I have this naive (possibly) belief that there is an unlimited well of ides inside me and I will always be able to find something if I dip inside my head and look. But I’m starting to wonder if this is just because I do so little writing that when an idea comes to me I have so many others as yet unwritten, that I generally ignore it.
I have recently been thinking about what the down sides would be to being a full time writer, and for the most part they are things I enjoy about working in a normal job; having work colleagues to chat with, the coffee shop situated just downstairs which gives me an escape for a few minutes, no need to network and find my next contact for my next project. But one thing that didn’t occur to me until this week was the stress around the pressure to be creative.
When your creativity is a hobby, and therefore an option, there is no pressure to come up with stories. It is the idea that drives you to write, not your need to write driving the ideas. As a full time writer I would need to be generating a LOT of ideas, and if the well is dry when I try to dip into it, I would have to dig deeper, coming back later would not be an option.
So I’ve decided to set myself a challenge so that when that million dollar publishing deal (or, let’s be honest, any publishing deal) turns up, I’ve thought about all the pros and cons and I’m ready to jump in. So for the remainder of the year I’m going to come up with an idea for a story every Monday and Thursday. I’ve even got a beautiful notebook that I’ve been too afraid to write in that will be perfect for the challenge. I’ll report back here to let you know how I go.

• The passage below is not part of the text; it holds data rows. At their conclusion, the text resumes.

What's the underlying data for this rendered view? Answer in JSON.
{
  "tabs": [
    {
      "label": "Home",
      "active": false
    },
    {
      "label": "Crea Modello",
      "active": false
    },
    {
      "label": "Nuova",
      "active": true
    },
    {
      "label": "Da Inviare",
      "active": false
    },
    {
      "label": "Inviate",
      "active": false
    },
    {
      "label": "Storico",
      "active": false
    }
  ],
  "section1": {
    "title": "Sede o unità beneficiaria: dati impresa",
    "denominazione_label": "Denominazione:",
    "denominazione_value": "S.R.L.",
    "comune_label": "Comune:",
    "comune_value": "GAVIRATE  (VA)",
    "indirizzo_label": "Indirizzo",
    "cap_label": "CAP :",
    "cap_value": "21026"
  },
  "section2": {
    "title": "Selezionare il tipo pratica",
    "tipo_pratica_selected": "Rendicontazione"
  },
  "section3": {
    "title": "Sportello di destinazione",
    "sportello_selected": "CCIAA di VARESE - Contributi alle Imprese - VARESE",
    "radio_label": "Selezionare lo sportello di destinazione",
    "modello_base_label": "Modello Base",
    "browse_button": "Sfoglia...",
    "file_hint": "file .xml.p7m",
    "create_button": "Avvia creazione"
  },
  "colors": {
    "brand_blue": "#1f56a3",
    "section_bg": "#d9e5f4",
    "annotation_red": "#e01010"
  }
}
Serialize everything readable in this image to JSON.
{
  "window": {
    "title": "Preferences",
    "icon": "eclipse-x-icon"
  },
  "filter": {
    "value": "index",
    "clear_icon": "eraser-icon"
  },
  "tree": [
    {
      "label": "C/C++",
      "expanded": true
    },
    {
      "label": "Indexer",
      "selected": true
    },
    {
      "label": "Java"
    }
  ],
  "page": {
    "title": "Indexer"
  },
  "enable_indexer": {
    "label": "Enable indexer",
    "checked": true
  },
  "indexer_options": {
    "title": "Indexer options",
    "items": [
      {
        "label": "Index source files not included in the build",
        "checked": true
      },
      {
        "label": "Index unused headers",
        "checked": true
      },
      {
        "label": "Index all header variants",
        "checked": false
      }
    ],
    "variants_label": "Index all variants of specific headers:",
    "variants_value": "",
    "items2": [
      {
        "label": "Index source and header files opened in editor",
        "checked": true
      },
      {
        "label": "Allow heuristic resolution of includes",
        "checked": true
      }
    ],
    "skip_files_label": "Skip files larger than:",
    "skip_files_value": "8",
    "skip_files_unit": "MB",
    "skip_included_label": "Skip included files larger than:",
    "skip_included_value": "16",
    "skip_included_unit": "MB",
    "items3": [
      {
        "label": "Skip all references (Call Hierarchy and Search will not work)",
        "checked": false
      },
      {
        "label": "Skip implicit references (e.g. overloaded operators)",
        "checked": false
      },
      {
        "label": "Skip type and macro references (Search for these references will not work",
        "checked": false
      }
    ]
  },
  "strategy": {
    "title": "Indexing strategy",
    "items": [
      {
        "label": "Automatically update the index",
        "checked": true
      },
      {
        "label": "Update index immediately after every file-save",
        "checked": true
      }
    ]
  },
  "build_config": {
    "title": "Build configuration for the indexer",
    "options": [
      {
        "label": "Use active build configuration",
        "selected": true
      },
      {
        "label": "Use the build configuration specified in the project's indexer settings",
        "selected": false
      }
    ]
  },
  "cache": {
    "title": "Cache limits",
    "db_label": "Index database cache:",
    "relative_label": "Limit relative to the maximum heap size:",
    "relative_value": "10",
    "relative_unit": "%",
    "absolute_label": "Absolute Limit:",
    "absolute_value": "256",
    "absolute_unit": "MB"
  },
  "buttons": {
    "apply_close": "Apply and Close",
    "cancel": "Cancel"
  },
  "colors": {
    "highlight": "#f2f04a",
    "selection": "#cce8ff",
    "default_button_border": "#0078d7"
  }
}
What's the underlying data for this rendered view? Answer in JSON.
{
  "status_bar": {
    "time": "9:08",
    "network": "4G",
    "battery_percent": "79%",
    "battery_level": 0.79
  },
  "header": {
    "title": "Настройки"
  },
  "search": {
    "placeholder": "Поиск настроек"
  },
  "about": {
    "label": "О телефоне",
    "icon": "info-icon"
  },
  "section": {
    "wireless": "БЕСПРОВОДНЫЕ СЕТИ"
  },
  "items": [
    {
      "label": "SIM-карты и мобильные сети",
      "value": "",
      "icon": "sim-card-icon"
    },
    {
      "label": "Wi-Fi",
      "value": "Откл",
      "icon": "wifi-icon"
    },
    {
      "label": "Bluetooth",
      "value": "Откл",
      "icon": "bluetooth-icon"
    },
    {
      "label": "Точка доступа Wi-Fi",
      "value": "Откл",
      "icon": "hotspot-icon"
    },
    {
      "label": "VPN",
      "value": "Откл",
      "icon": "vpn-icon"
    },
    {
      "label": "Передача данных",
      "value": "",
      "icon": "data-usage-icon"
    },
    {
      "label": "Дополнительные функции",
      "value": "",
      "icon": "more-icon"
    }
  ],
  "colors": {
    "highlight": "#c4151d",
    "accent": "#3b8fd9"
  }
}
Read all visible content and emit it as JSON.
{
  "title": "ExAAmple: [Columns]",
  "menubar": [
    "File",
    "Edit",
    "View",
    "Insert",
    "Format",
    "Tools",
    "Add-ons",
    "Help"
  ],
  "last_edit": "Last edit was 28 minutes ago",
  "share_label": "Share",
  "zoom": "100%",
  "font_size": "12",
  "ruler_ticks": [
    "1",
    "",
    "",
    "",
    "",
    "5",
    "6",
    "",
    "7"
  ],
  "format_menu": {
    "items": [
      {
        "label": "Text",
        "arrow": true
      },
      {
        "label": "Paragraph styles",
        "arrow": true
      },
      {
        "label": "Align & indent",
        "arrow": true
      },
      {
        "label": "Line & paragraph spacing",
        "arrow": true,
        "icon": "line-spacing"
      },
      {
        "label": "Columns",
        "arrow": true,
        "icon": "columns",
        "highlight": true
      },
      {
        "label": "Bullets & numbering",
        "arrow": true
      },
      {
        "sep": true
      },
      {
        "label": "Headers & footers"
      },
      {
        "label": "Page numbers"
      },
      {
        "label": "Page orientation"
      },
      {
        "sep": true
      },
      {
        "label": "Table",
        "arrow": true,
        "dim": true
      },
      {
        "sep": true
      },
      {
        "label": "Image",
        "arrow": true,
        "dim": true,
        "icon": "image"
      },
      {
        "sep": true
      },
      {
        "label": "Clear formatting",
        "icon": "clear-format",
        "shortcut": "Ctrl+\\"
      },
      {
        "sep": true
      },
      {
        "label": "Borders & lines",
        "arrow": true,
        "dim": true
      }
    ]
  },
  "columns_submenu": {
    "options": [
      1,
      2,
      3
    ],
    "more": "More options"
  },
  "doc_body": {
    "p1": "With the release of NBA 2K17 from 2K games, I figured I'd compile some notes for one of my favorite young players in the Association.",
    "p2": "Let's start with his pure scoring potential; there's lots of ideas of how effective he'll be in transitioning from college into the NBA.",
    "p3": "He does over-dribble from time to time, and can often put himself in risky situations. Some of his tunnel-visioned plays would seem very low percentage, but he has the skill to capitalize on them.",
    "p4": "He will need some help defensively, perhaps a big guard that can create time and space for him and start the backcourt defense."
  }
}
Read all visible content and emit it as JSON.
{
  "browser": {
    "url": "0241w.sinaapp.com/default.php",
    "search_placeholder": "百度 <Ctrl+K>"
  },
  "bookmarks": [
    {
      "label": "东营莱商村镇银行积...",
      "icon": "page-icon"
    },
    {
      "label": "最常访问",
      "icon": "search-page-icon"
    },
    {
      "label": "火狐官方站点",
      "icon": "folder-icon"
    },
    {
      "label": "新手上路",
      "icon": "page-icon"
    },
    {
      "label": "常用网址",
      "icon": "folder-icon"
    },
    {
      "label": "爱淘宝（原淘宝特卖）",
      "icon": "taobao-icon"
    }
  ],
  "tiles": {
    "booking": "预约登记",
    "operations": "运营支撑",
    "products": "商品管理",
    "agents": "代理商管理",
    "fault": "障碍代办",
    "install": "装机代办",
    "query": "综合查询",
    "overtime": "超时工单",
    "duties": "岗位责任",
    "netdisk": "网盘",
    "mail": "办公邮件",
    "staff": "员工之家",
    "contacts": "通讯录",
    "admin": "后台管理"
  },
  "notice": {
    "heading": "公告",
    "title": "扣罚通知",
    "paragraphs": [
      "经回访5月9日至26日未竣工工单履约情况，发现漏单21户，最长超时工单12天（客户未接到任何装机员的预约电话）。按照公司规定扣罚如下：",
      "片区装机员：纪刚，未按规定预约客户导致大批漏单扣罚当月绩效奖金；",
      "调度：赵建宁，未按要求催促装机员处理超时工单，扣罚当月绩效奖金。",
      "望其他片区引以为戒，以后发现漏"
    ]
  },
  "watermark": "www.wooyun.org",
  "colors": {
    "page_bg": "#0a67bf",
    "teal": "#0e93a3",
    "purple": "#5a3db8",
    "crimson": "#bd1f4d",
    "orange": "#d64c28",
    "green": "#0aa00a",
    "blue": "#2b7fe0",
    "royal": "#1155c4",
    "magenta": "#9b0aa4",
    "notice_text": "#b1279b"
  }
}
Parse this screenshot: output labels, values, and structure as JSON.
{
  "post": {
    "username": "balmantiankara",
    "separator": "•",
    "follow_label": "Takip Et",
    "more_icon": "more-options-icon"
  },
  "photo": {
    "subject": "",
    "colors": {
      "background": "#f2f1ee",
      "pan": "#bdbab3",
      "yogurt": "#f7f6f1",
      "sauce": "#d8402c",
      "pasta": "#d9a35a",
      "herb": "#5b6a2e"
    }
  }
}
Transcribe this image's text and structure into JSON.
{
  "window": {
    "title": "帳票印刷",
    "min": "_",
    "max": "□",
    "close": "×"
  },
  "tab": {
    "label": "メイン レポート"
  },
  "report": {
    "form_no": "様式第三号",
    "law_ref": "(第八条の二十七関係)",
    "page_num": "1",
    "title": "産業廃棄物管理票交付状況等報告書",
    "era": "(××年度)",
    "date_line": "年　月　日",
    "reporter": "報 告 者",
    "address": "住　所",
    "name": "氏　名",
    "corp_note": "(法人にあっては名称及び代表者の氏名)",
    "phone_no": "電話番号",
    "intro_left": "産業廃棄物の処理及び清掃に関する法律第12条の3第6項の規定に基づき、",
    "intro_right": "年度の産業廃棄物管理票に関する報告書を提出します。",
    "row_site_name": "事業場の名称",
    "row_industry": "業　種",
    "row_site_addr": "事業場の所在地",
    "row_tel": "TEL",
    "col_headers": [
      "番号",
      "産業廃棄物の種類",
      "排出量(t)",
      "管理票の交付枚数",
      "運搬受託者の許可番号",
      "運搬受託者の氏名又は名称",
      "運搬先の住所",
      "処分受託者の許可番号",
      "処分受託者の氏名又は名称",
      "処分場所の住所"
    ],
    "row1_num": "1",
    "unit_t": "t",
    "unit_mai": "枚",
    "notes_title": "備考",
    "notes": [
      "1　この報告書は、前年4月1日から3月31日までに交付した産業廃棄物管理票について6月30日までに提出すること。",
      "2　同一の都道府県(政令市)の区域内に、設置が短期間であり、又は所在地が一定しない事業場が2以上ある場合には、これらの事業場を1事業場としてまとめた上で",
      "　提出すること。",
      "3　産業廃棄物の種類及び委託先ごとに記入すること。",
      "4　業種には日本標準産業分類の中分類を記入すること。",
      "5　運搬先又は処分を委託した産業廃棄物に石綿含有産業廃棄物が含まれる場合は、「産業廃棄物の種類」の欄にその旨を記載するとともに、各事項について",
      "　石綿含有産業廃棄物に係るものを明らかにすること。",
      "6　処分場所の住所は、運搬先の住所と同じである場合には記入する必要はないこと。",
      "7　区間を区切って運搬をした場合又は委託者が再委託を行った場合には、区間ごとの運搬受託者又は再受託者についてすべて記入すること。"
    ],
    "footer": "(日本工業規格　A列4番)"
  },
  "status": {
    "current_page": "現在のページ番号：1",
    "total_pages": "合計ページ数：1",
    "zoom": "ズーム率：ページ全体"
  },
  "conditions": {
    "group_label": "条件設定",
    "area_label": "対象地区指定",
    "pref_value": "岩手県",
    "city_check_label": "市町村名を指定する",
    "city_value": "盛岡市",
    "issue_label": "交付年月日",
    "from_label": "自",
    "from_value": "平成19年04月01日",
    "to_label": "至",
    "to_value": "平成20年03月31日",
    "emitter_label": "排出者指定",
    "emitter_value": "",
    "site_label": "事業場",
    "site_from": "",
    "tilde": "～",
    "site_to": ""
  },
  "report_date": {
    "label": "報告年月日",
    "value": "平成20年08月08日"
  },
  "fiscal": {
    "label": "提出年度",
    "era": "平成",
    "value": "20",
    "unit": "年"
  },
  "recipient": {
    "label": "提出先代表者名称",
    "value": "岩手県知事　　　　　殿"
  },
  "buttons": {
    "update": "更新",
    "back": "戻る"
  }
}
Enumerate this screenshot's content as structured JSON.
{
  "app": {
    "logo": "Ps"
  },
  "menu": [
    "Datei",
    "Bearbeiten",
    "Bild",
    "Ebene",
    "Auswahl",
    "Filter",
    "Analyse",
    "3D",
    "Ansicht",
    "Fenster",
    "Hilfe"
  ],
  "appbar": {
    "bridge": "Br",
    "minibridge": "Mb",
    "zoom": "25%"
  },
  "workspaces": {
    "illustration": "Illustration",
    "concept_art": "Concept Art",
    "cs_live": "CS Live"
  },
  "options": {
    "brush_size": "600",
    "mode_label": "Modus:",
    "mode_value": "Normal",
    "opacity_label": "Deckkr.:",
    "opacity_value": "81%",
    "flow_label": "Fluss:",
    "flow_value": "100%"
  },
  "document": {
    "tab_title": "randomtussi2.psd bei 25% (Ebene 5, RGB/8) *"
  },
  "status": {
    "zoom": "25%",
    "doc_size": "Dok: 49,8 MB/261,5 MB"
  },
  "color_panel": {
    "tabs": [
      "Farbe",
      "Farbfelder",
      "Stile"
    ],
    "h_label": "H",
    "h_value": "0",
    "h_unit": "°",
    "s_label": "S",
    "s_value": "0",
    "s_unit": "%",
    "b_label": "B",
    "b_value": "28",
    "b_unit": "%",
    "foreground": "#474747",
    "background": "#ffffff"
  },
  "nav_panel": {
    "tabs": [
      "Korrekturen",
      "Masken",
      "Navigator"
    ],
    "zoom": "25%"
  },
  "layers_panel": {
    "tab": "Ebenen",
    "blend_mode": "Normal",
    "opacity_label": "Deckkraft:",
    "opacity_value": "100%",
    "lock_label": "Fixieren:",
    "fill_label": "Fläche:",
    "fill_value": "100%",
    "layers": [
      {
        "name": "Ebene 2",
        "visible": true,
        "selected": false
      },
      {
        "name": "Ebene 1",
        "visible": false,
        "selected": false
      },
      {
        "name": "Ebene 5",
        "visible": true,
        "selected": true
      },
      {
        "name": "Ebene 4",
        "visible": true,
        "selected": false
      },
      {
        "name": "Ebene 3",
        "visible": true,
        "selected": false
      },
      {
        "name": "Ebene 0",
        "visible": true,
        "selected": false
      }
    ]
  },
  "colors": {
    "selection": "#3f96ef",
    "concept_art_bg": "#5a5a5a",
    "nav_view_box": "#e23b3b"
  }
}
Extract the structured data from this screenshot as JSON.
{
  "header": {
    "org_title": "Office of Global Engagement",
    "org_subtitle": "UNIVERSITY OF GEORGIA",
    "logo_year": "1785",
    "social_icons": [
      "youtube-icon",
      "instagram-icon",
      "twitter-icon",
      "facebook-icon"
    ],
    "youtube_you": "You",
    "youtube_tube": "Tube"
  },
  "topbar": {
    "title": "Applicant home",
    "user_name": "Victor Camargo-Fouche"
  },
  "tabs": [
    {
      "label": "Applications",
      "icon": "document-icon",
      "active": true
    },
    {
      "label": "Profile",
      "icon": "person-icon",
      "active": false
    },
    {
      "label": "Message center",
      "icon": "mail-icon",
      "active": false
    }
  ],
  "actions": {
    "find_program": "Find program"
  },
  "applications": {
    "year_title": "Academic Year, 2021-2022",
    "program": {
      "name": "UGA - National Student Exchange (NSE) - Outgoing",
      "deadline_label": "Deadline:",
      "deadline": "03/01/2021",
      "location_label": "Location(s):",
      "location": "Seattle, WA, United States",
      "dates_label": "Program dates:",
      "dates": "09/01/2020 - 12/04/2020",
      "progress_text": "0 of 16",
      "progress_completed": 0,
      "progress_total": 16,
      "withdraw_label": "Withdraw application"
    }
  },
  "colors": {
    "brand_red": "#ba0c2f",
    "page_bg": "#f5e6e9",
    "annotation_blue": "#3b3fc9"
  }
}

Like many keen gardeners I’ve got a bunch of little seedlings bursting out of the ground nearly ready to be planted out. But our spring weather is a bit all over the place at the moment and on Wednesday night the air was a bit chilly, so I put my little greenhouse covers over my seedlings – and promptly forgot about them.
The next day it was 29’C –a lovely day by all accounts, unless you are a vulnerable little seedling with a glasshouse lid over you. By the time I got home all but one of the seedlings had perished. It was weeks of work gone in a day.
It brought to mind what I’m going through with my kid’s book at the moment. 35,000 words into it and I’ve realised that I have to completely change my main character. Worse, when I change my protagonist in the way that I think I need to, it has a major knock-on effect in the story and to other characters.
I feel like my months of work have been a little wasted. Yes the soil of the main plot-line is still there, and I know I have a lot of imagination seeds to spare, but the seedlings are frizzled, they are not going to make it.
It is a little disheartening, but once I’ve changed it I will have a stronger crop. And I know the mistakes I made last time, so I can avoid them this time. So there is nothing to do but re-plant. The sooner I do so, the sooner I’ll have some fresh seedlings.